#### What to do:
Whenever the word "tunic" appears in a line of the data below, copy that line.

● ● ●

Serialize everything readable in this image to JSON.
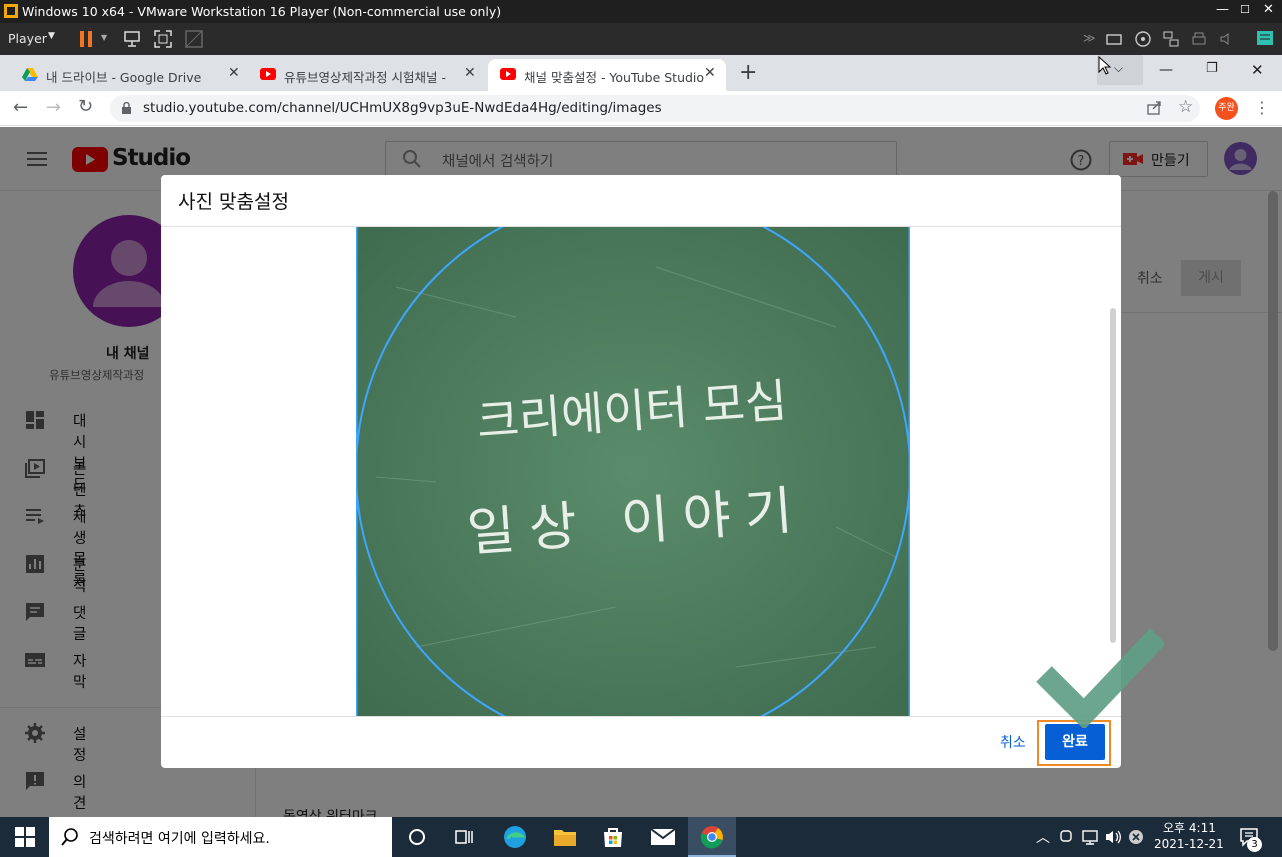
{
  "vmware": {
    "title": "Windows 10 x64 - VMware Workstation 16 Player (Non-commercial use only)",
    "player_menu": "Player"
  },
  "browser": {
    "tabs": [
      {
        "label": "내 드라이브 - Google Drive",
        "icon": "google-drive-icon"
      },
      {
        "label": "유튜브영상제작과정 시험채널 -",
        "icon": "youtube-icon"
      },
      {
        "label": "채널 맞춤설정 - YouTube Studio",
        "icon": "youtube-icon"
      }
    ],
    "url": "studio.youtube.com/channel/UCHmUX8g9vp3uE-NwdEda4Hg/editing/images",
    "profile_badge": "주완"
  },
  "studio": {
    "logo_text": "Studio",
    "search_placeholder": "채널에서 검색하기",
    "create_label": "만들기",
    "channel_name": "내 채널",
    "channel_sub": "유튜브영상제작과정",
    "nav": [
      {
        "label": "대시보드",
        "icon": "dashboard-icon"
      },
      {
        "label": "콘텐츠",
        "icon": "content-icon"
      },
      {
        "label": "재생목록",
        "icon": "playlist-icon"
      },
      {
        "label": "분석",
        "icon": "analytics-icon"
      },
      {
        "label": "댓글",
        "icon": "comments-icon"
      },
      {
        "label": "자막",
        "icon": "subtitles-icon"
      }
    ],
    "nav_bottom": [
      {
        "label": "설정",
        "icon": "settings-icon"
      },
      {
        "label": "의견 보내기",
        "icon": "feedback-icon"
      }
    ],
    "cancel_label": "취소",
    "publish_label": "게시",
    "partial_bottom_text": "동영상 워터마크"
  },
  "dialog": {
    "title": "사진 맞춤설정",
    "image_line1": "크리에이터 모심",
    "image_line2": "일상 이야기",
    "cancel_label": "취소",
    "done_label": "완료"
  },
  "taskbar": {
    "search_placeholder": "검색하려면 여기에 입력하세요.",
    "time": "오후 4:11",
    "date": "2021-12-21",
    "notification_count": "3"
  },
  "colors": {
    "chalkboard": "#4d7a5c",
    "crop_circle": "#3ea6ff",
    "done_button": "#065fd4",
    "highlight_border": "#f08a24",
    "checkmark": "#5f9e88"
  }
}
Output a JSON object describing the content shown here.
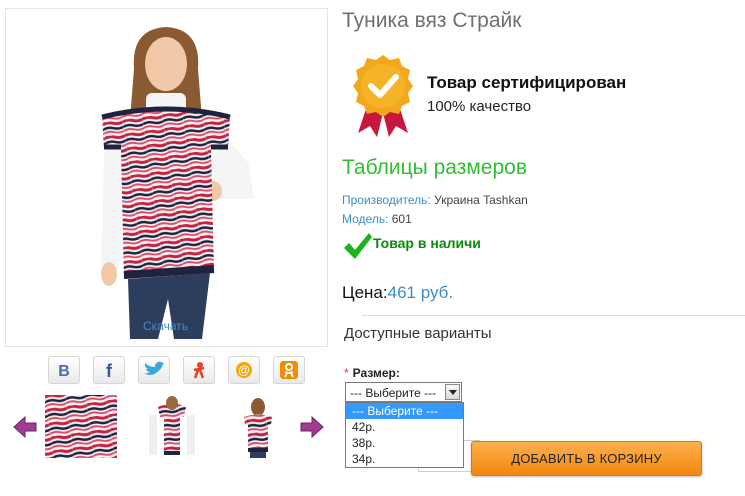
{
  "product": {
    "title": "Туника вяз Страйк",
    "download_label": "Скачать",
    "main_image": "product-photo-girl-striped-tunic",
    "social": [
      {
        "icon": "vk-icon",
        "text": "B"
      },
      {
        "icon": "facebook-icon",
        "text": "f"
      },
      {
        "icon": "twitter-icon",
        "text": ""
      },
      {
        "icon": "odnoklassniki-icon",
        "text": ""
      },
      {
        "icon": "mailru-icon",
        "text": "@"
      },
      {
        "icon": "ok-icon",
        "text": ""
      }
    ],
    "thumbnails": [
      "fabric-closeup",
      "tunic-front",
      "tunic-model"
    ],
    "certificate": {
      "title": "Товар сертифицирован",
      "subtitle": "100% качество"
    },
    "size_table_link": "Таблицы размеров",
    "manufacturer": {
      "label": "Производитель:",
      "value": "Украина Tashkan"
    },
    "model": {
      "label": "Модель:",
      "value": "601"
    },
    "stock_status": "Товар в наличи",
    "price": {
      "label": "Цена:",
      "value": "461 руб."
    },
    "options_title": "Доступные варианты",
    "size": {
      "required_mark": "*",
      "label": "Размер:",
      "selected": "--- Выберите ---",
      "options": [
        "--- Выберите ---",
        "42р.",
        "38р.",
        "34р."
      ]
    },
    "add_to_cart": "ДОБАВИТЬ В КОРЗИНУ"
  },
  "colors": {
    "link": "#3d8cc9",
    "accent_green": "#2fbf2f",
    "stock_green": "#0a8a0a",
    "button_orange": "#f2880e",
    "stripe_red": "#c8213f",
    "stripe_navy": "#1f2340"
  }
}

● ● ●

#### Solution below:
    "main_image": "product-photo-girl-striped-tunic",
      "tunic-front",
      "tunic-model"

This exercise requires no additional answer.